Dataset rows describing interfaces
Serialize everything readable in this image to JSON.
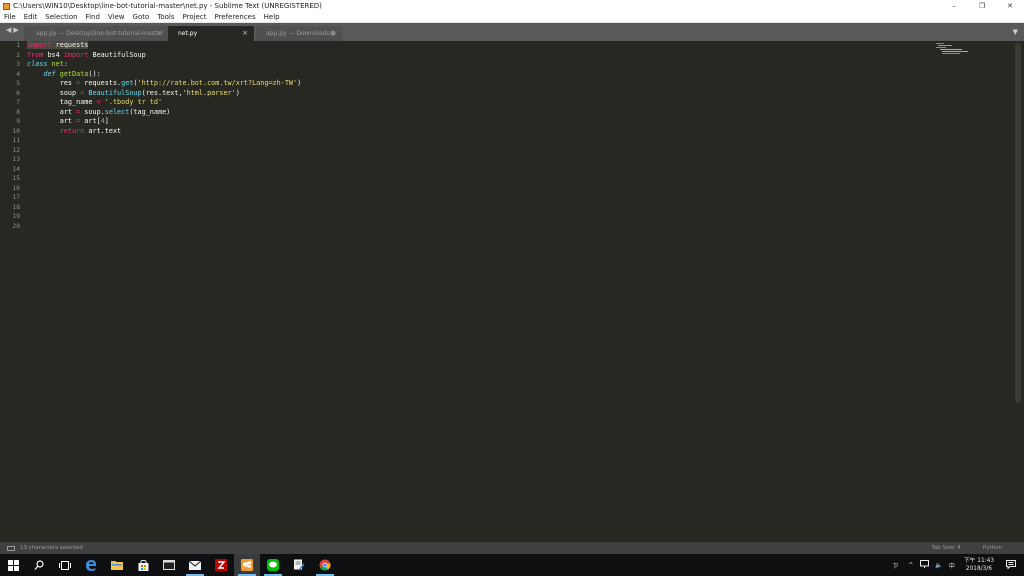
{
  "window": {
    "title": "C:\\Users\\WIN10\\Desktop\\line-bot-tutorial-master\\net.py - Sublime Text (UNREGISTERED)",
    "minimize_glyph": "–",
    "maximize_glyph": "❐",
    "close_glyph": "✕"
  },
  "menu": {
    "items": [
      "File",
      "Edit",
      "Selection",
      "Find",
      "View",
      "Goto",
      "Tools",
      "Project",
      "Preferences",
      "Help"
    ]
  },
  "tabs": {
    "nav_glyph": "◀▶",
    "menu_glyph": "▼",
    "items": [
      {
        "label": "app.py — Desktop\\line-bot-tutorial-master",
        "close": "×"
      },
      {
        "label": "net.py",
        "close": "×"
      },
      {
        "label": "app.py — Downloads",
        "close": "●"
      }
    ]
  },
  "editor": {
    "line_numbers": [
      "1",
      "2",
      "3",
      "4",
      "5",
      "6",
      "7",
      "8",
      "9",
      "10",
      "11",
      "12",
      "13",
      "14",
      "15",
      "16",
      "17",
      "18",
      "19",
      "20"
    ],
    "code": {
      "l1": {
        "kw": "import",
        "rest": " requests"
      },
      "l2": {
        "from": "from",
        "mod": " bs4 ",
        "imp": "import",
        "name": " BeautifulSoup"
      },
      "l3": {
        "kw": "class",
        "name": " net",
        "colon": ":"
      },
      "l4": {
        "indent": "    ",
        "kw": "def",
        "sp": " ",
        "fn": "getData",
        "rest": "():"
      },
      "l5": {
        "indent": "        ",
        "a": "res ",
        "op": "=",
        "b": " requests.",
        "fn": "get",
        "c": "(",
        "str": "'http://rate.bot.com.tw/xrt?Lang=zh-TW'",
        "d": ")"
      },
      "l6": {
        "indent": "        ",
        "a": "soup ",
        "op": "=",
        "sp": " ",
        "fn": "BeautifulSoup",
        "b": "(res.text,",
        "str": "'html.parser'",
        "c": ")"
      },
      "l7": {
        "indent": "        ",
        "a": "tag_name ",
        "op": "=",
        "sp": " ",
        "str": "'.tbody tr td'"
      },
      "l8": {
        "indent": "        ",
        "a": "art ",
        "op": "=",
        "b": " soup.",
        "fn": "select",
        "c": "(tag_name)"
      },
      "l9": {
        "indent": "        ",
        "a": "art ",
        "op": "=",
        "b": " art[",
        "num": "4",
        "c": "]"
      },
      "l10": {
        "indent": "        ",
        "kw": "return",
        "rest": " art.text"
      }
    }
  },
  "status": {
    "selection": "13 characters selected",
    "tab_size": "Tab Size: 4",
    "syntax": "Python"
  },
  "taskbar": {
    "ime": "ㄗ",
    "volume_glyph": "🔈",
    "lang": "中",
    "time": "下午 11:43",
    "date": "2018/3/6"
  },
  "colors": {
    "editor_bg": "#272822",
    "keyword": "#f92672",
    "function": "#a6e22e",
    "string": "#e6db74",
    "storage": "#66d9ef"
  }
}
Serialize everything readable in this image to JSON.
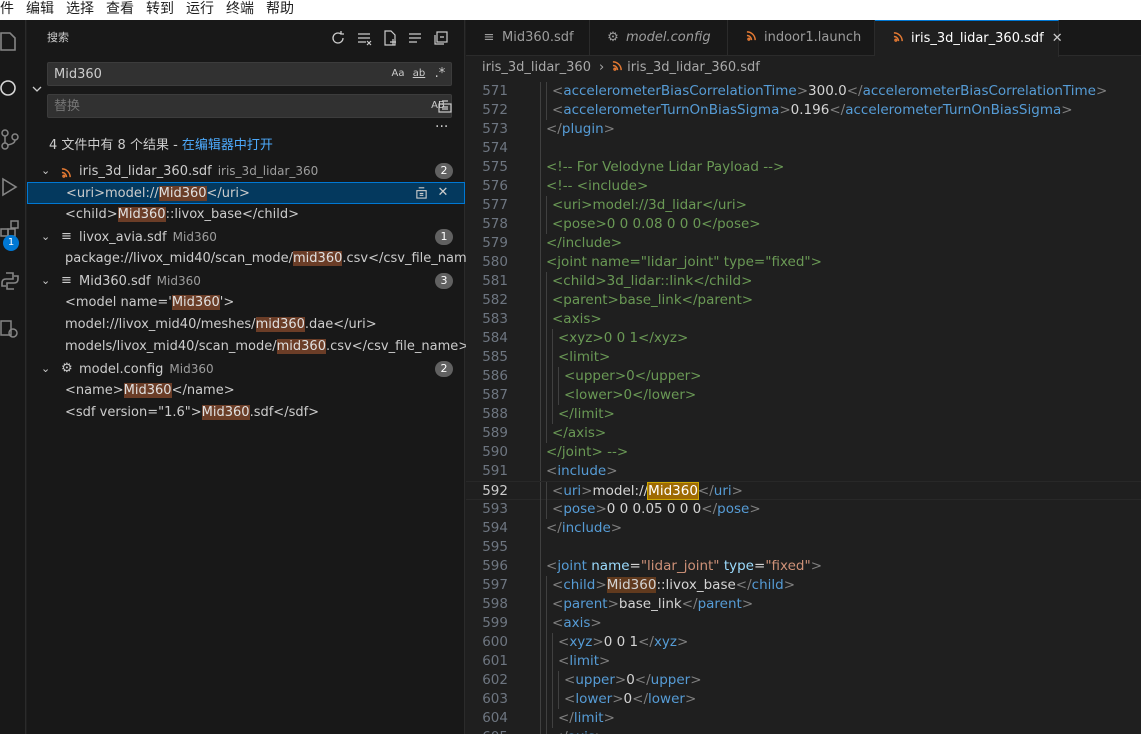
{
  "menu": [
    "件",
    "编辑",
    "选择",
    "查看",
    "转到",
    "运行",
    "终端",
    "帮助"
  ],
  "activity": {
    "icons": [
      "explorer-icon",
      "search-icon",
      "source-control-icon",
      "run-debug-icon",
      "extensions-icon",
      "python-icon",
      "remote-icon"
    ],
    "extensions_badge": "1"
  },
  "sidebar": {
    "title": "搜索",
    "search_value": "Mid360",
    "replace_placeholder": "替换",
    "options": {
      "match_case": "Aa",
      "whole_word": "ab",
      "regex": ".*",
      "preserve_case": "AB"
    },
    "more": "···",
    "summary_prefix": "4 文件中有 8 个结果 - ",
    "summary_link": "在编辑器中打开",
    "files": [
      {
        "name": "iris_3d_lidar_360.sdf",
        "path": "iris_3d_lidar_360",
        "count": "2",
        "matches": [
          {
            "pre": "<uri>model://",
            "hit": "Mid360",
            "post": "</uri>"
          },
          {
            "pre": "<child>",
            "hit": "Mid360",
            "post": "::livox_base</child>"
          }
        ]
      },
      {
        "name": "livox_avia.sdf",
        "path": "Mid360",
        "count": "1",
        "matches": [
          {
            "pre": "package://livox_mid40/scan_mode/",
            "hit": "mid360",
            "post": ".csv</csv_file_name>"
          }
        ]
      },
      {
        "name": "Mid360.sdf",
        "path": "Mid360",
        "count": "3",
        "matches": [
          {
            "pre": "<model name='",
            "hit": "Mid360",
            "post": "'>"
          },
          {
            "pre": "model://livox_mid40/meshes/",
            "hit": "mid360",
            "post": ".dae</uri>"
          },
          {
            "pre": "models/livox_mid40/scan_mode/",
            "hit": "mid360",
            "post": ".csv</csv_file_name>"
          }
        ]
      },
      {
        "name": "model.config",
        "path": "Mid360",
        "count": "2",
        "matches": [
          {
            "pre": "<name>",
            "hit": "Mid360",
            "post": "</name>"
          },
          {
            "pre": "<sdf version=\"1.6\">",
            "hit": "Mid360",
            "post": ".sdf</sdf>"
          }
        ]
      }
    ]
  },
  "tabs": [
    {
      "label": "Mid360.sdf",
      "icon": "≡",
      "italic": false
    },
    {
      "label": "model.config",
      "icon": "⚙",
      "italic": true
    },
    {
      "label": "indoor1.launch",
      "icon": "rss",
      "italic": false
    },
    {
      "label": "iris_3d_lidar_360.sdf",
      "icon": "rss",
      "italic": false,
      "close": "✕"
    }
  ],
  "breadcrumb": {
    "folder": "iris_3d_lidar_360",
    "file": "iris_3d_lidar_360.sdf"
  },
  "code": {
    "current_line": 592,
    "lines": [
      {
        "n": "571",
        "d": 1,
        "t": [
          [
            "br",
            "<"
          ],
          [
            "tag",
            "accelerometerBiasCorrelationTime"
          ],
          [
            "br",
            ">"
          ],
          [
            "txt",
            "300.0"
          ],
          [
            "br",
            "</"
          ],
          [
            "tag",
            "accelerometerBiasCorrelationTime"
          ],
          [
            "br",
            ">"
          ]
        ]
      },
      {
        "n": "572",
        "d": 1,
        "t": [
          [
            "br",
            "<"
          ],
          [
            "tag",
            "accelerometerTurnOnBiasSigma"
          ],
          [
            "br",
            ">"
          ],
          [
            "txt",
            "0.196"
          ],
          [
            "br",
            "</"
          ],
          [
            "tag",
            "accelerometerTurnOnBiasSigma"
          ],
          [
            "br",
            ">"
          ]
        ]
      },
      {
        "n": "573",
        "d": 0,
        "t": [
          [
            "br",
            "</"
          ],
          [
            "tag",
            "plugin"
          ],
          [
            "br",
            ">"
          ]
        ]
      },
      {
        "n": "574",
        "d": 0,
        "t": []
      },
      {
        "n": "575",
        "d": 0,
        "t": [
          [
            "cmt",
            "<!-- For Velodyne Lidar Payload -->"
          ]
        ]
      },
      {
        "n": "576",
        "d": 0,
        "t": [
          [
            "cmt",
            "<!-- <include>"
          ]
        ]
      },
      {
        "n": "577",
        "d": 1,
        "t": [
          [
            "cmt",
            "<uri>model://3d_lidar</uri>"
          ]
        ]
      },
      {
        "n": "578",
        "d": 1,
        "t": [
          [
            "cmt",
            "<pose>0 0 0.08 0 0 0</pose>"
          ]
        ]
      },
      {
        "n": "579",
        "d": 0,
        "t": [
          [
            "cmt",
            "</include>"
          ]
        ]
      },
      {
        "n": "580",
        "d": 0,
        "t": [
          [
            "cmt",
            "<joint name=\"lidar_joint\" type=\"fixed\">"
          ]
        ]
      },
      {
        "n": "581",
        "d": 1,
        "t": [
          [
            "cmt",
            "<child>3d_lidar::link</child>"
          ]
        ]
      },
      {
        "n": "582",
        "d": 1,
        "t": [
          [
            "cmt",
            "<parent>base_link</parent>"
          ]
        ]
      },
      {
        "n": "583",
        "d": 1,
        "t": [
          [
            "cmt",
            "<axis>"
          ]
        ]
      },
      {
        "n": "584",
        "d": 2,
        "t": [
          [
            "cmt",
            "<xyz>0 0 1</xyz>"
          ]
        ]
      },
      {
        "n": "585",
        "d": 2,
        "t": [
          [
            "cmt",
            "<limit>"
          ]
        ]
      },
      {
        "n": "586",
        "d": 3,
        "t": [
          [
            "cmt",
            "<upper>0</upper>"
          ]
        ]
      },
      {
        "n": "587",
        "d": 3,
        "t": [
          [
            "cmt",
            "<lower>0</lower>"
          ]
        ]
      },
      {
        "n": "588",
        "d": 2,
        "t": [
          [
            "cmt",
            "</limit>"
          ]
        ]
      },
      {
        "n": "589",
        "d": 1,
        "t": [
          [
            "cmt",
            "</axis>"
          ]
        ]
      },
      {
        "n": "590",
        "d": 0,
        "t": [
          [
            "cmt",
            "</joint> -->"
          ]
        ]
      },
      {
        "n": "591",
        "d": 0,
        "t": [
          [
            "br",
            "<"
          ],
          [
            "tag",
            "include"
          ],
          [
            "br",
            ">"
          ]
        ]
      },
      {
        "n": "592",
        "d": 1,
        "t": [
          [
            "br",
            "<"
          ],
          [
            "tag",
            "uri"
          ],
          [
            "br",
            ">"
          ],
          [
            "txt",
            "model://"
          ],
          [
            "hlcur",
            "Mid360"
          ],
          [
            "br",
            "</"
          ],
          [
            "tag",
            "uri"
          ],
          [
            "br",
            ">"
          ]
        ]
      },
      {
        "n": "593",
        "d": 1,
        "t": [
          [
            "br",
            "<"
          ],
          [
            "tag",
            "pose"
          ],
          [
            "br",
            ">"
          ],
          [
            "txt",
            "0 0 0.05 0 0 0"
          ],
          [
            "br",
            "</"
          ],
          [
            "tag",
            "pose"
          ],
          [
            "br",
            ">"
          ]
        ]
      },
      {
        "n": "594",
        "d": 0,
        "t": [
          [
            "br",
            "</"
          ],
          [
            "tag",
            "include"
          ],
          [
            "br",
            ">"
          ]
        ]
      },
      {
        "n": "595",
        "d": 0,
        "t": []
      },
      {
        "n": "596",
        "d": 0,
        "t": [
          [
            "br",
            "<"
          ],
          [
            "tag",
            "joint"
          ],
          [
            "txt",
            " "
          ],
          [
            "attr",
            "name"
          ],
          [
            "txt",
            "="
          ],
          [
            "val",
            "\"lidar_joint\""
          ],
          [
            "txt",
            " "
          ],
          [
            "attr",
            "type"
          ],
          [
            "txt",
            "="
          ],
          [
            "val",
            "\"fixed\""
          ],
          [
            "br",
            ">"
          ]
        ]
      },
      {
        "n": "597",
        "d": 1,
        "t": [
          [
            "br",
            "<"
          ],
          [
            "tag",
            "child"
          ],
          [
            "br",
            ">"
          ],
          [
            "hl",
            "Mid360"
          ],
          [
            "txt",
            "::livox_base"
          ],
          [
            "br",
            "</"
          ],
          [
            "tag",
            "child"
          ],
          [
            "br",
            ">"
          ]
        ]
      },
      {
        "n": "598",
        "d": 1,
        "t": [
          [
            "br",
            "<"
          ],
          [
            "tag",
            "parent"
          ],
          [
            "br",
            ">"
          ],
          [
            "txt",
            "base_link"
          ],
          [
            "br",
            "</"
          ],
          [
            "tag",
            "parent"
          ],
          [
            "br",
            ">"
          ]
        ]
      },
      {
        "n": "599",
        "d": 1,
        "t": [
          [
            "br",
            "<"
          ],
          [
            "tag",
            "axis"
          ],
          [
            "br",
            ">"
          ]
        ]
      },
      {
        "n": "600",
        "d": 2,
        "t": [
          [
            "br",
            "<"
          ],
          [
            "tag",
            "xyz"
          ],
          [
            "br",
            ">"
          ],
          [
            "txt",
            "0 0 1"
          ],
          [
            "br",
            "</"
          ],
          [
            "tag",
            "xyz"
          ],
          [
            "br",
            ">"
          ]
        ]
      },
      {
        "n": "601",
        "d": 2,
        "t": [
          [
            "br",
            "<"
          ],
          [
            "tag",
            "limit"
          ],
          [
            "br",
            ">"
          ]
        ]
      },
      {
        "n": "602",
        "d": 3,
        "t": [
          [
            "br",
            "<"
          ],
          [
            "tag",
            "upper"
          ],
          [
            "br",
            ">"
          ],
          [
            "txt",
            "0"
          ],
          [
            "br",
            "</"
          ],
          [
            "tag",
            "upper"
          ],
          [
            "br",
            ">"
          ]
        ]
      },
      {
        "n": "603",
        "d": 3,
        "t": [
          [
            "br",
            "<"
          ],
          [
            "tag",
            "lower"
          ],
          [
            "br",
            ">"
          ],
          [
            "txt",
            "0"
          ],
          [
            "br",
            "</"
          ],
          [
            "tag",
            "lower"
          ],
          [
            "br",
            ">"
          ]
        ]
      },
      {
        "n": "604",
        "d": 2,
        "t": [
          [
            "br",
            "</"
          ],
          [
            "tag",
            "limit"
          ],
          [
            "br",
            ">"
          ]
        ]
      },
      {
        "n": "605",
        "d": 1,
        "t": [
          [
            "br",
            "</"
          ],
          [
            "tag",
            "axis"
          ],
          [
            "br",
            ">"
          ]
        ]
      }
    ]
  }
}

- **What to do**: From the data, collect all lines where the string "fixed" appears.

- **Result**:
            "<joint name=\"lidar_joint\" type=\"fixed\">"
            "\"fixed\""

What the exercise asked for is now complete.